Scientists recently modeled a range of interactions between energy-intensive civilizations and their planets. The results were sobering.
The universe does many things. It makes galaxies, comets, black holes, neutron stars, and a whole mess more. We’ve lately discovered that it makes a great deal of planets, but it’s not clear whether it regularly makes energy-hungry civilizations, nor is it clear whether such civilizations inevitably drive their planets into climate change. There’s lots of hope riding on our talk about building a sustainable civilization on Earth. But how do we know that’s even possible? Does anyone across the cosmos ever make it?
…the true narrative of climate change isn’t some small, local drama of Democrats vs. Republications or business interests vs. environmentalists.
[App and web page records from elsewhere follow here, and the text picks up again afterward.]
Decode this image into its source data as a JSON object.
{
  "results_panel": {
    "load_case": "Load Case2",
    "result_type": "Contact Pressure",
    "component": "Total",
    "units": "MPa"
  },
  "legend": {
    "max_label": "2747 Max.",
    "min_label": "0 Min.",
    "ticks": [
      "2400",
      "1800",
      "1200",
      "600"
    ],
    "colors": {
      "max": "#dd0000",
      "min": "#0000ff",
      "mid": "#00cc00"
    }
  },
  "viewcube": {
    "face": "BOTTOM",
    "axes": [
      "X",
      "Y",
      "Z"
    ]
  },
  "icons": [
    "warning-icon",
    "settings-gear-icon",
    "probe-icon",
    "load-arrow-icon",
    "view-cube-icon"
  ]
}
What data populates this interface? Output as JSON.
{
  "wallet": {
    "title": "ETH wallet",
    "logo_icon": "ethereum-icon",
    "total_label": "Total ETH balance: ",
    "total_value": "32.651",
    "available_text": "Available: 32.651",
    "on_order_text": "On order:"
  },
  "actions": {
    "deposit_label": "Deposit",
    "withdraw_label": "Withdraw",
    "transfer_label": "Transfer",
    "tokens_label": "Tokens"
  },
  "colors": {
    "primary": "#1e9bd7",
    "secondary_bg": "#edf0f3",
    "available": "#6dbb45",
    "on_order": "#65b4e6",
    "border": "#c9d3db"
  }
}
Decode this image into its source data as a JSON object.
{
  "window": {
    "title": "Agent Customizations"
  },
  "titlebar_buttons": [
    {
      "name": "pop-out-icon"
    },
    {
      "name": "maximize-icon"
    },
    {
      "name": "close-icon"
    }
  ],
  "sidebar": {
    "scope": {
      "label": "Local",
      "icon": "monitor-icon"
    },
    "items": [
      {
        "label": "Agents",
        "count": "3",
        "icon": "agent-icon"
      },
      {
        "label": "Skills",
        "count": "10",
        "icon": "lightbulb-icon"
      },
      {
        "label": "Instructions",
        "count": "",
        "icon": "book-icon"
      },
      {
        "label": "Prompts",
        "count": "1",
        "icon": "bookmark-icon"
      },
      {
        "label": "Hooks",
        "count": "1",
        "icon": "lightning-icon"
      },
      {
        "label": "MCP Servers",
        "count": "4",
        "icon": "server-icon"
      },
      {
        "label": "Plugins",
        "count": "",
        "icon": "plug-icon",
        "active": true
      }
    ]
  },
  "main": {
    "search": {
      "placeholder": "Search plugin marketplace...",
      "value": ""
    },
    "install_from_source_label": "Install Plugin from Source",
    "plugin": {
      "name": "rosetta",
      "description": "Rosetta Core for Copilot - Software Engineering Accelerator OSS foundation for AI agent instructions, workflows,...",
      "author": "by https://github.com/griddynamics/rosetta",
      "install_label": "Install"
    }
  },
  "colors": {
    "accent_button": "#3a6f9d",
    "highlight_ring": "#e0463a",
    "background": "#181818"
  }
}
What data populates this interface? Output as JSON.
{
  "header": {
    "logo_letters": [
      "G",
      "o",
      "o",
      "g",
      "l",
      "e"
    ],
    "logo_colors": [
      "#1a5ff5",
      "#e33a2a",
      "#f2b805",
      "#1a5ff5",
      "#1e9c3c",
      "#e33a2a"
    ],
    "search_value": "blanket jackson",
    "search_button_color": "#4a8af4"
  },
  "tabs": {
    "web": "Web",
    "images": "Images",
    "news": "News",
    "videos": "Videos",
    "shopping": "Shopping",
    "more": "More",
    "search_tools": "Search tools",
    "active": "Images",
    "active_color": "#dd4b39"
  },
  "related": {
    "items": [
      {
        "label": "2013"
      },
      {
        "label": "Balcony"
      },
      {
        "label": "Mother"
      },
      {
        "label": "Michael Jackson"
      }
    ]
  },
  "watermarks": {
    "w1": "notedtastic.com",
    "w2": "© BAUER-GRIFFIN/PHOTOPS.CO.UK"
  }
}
Instead, it’s a cosmic test, one that gives us a chance to join those who successfully crossed this burning frontier—or the chance to be consigned to the scrap heap of civilizations too shortsighted to take care of their own planet.
See the full story at The Atlantic
By Adam Frank
W. W. Norton & Company
Light of the Stars tells the story of humanity’s coming of age as we awaken to the possibilities of life on other worlds and their sudden relevance to our fate on Earth.
What can the likely presence of life on other worlds tell us about our own fate?